Rainbow-coloured blankets splayed on the walls signal that Ponchos Mexican Restaurant is a great place for a feast to become a fiesta. Arrive on the weekends, and a guitar-wielding entertainer plays festive music to boost the celebratory atmosphere. Since 1988, Kaeta Vasquez and her crew in the kitchen have crafted traditional Mexican dishes, such as paella for one or two, a steak-and-enchilada plate, flautas crisp from the fryer, and fajita platters sizzling with peppers and onions. To keep the party alive, diners can order Ponchos Coffee spiked with Kahlúa and Grand Marnier, which Kaeta herself escorts to each table and lights on fire.
When Joe and Theresa Klassen first founded Joey’s Seafood Restaurant in 1985, they were simply looking to create a friendly neighbourhood eatery that served made-to-order seafood. Though the company has since expanded to more than 69 franchises across Canada, it still falls under the leadership of its founder, who frequently develops new strategies for growth and expansion while continuing to supply each location with fresh, Pacific-based seafood. Joey’s offers two distinct dining experiences: full-service restaurants (designed for families and their hungry sock puppets) and quick-serve places (designed for younger generations). At the quick-serve eateries, foodsmiths dole out a smaller menu of fried fish and shrimp. The full menu includes seafood entrees such as sautéed PEI mussels, blackened Pacific snapper, and Joey’s famous fish 'n' chips—fillets of halibut, cod, or haddock dunked into a secret-recipe batter and then deep-fried in canola oil. Nationally, the company supports the Alzheimer's Society of Canada through local and national fundraising efforts. Since 2000, its franchises have collectively raised more than $950,000 for the organization.
The sounds of a live mariachi band conjure a colourful, festive image, so it’s no surprise where El Mariachi Mexican Restaurant—with its multicoloured tablecloths, bold red walls, and green ceilings—got its name. Inside this vibrant eatery, a master chef plates authentic fare such as sizzling chicken and beef fajitas and whole fried tilapia spiked with the perfect blend of Mexican seasonings. At the bar, a veteran mixologist incorporates real limes, strawberries, and mangos into decadent margaritas and daiquiris, and nine kinds of Jarritos wash down crumbs or double as perfume in a pinch.
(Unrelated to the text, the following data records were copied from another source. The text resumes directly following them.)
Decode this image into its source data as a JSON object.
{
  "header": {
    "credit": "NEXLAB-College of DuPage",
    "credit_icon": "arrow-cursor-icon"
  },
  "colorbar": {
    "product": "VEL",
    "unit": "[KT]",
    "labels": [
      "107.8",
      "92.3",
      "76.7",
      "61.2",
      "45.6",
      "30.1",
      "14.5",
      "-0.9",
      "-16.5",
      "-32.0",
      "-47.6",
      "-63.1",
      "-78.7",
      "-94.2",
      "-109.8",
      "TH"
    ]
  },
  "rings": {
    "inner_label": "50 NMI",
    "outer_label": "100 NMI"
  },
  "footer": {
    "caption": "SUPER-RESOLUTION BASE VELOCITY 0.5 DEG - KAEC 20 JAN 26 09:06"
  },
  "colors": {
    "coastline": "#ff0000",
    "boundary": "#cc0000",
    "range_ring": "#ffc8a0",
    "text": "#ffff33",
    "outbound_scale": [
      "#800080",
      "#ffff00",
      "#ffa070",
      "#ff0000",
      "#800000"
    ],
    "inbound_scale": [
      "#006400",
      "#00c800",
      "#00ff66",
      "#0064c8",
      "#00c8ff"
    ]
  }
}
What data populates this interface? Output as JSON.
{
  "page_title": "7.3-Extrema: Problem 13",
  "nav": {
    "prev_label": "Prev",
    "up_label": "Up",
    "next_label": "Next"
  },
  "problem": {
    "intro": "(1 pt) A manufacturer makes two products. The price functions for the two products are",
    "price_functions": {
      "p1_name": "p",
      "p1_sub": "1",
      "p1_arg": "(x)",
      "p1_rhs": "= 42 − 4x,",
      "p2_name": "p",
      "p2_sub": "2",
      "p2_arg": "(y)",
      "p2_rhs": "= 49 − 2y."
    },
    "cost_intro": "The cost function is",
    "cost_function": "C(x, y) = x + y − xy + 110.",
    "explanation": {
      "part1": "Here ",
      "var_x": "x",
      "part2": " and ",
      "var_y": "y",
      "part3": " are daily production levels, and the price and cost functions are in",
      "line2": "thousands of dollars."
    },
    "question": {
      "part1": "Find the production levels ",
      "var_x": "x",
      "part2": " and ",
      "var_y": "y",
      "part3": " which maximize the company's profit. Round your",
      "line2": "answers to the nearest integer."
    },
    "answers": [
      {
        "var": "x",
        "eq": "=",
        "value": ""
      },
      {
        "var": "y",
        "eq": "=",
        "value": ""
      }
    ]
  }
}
At Los Compadres, meals ensue within the dining room's green and red-orange walls while guests savour familiar staples of generously portioned Mexican cuisine. Flat-screen TVs display UFC fights and musicians serenade the eatery's occupants with live music and bird calls on weekend evenings. The owners decorate the menu with colourful descriptions of chorizo folded into melted cheese and chocolate-tinged mole sauce glazed over corn enchiladas.
Scanning Del Pollo's cozy dining room, it's not unlikely you'll see a few sombreros speckled throughout the largely hatless group of guests. That’s because waiters crown birthday celebrants with the classic Mexican cap, adding an air of unpretentious fun and festivity to the room. The cooks, however, make no such distinctions—they serve their authentic Mexican cuisine to everyone no matter their day of birth. These chefs fill sizzling fajitas with prawns tossed in house sauce, wrap flour tortillas around char-grilled AAA sirloin steak marinated with chipotle peppers, and whip up a Mexican poutine with achiote sauce, jalapeños, and a three-cheese blend. In addition to classic Mexican dishes, they whip up calamari with housemade tzatziki sauce and a New Orleans–style jambalaya comprised of chorizo sausage, scallops, and veggies. Bartenders complement the kitchen’s creations with a wealth of soft drinks, beers, shooters, and sangria, as well as specialty cocktails and margaritas. The soft glow from wall lamps, flatscreen TVs, and Christmas lights strung from the ceiling illuminate the live musicians who grace Del Pollo's stage.
Primo's Mexican Grill—one of Vancouver’s oldest Mexican restaurants—bustles with chefs whipping up hearty platefuls of authentic Mexican fare forged from family recipes. Patrons dine surrounded by rust-red walls dappled with 50 years worth of old photos snapped since the restaurant’s founding in 1959 by former B.C. Lion Primo Villanueva. Under the helm of Joel and Jensen, the third generation of Villanuevas to preside over the lively kitchen, culinary wizards architect zing-infused eats using mouthwatering ingredients including fresh mango, San Francisco Bay shrimp, and fresh pico de gallo salsa. The lunch and dinner menus brim with traditional dishes including fajitas and quesadillas alongside modern tapas dishes that encourage patrons to exercise their kindergarten-taught sharing skills or squirrel-taught hoarding skills. To further bolster the restaurant’s casual south-of-the-border atmosphere, eaters break bread in a dining room replete with decor including a leaping faux swordfish and a painted bison skull. A fleet of high-definition TVs perch above the bar, transmitting sports games for the grateful eyes of attentive customers.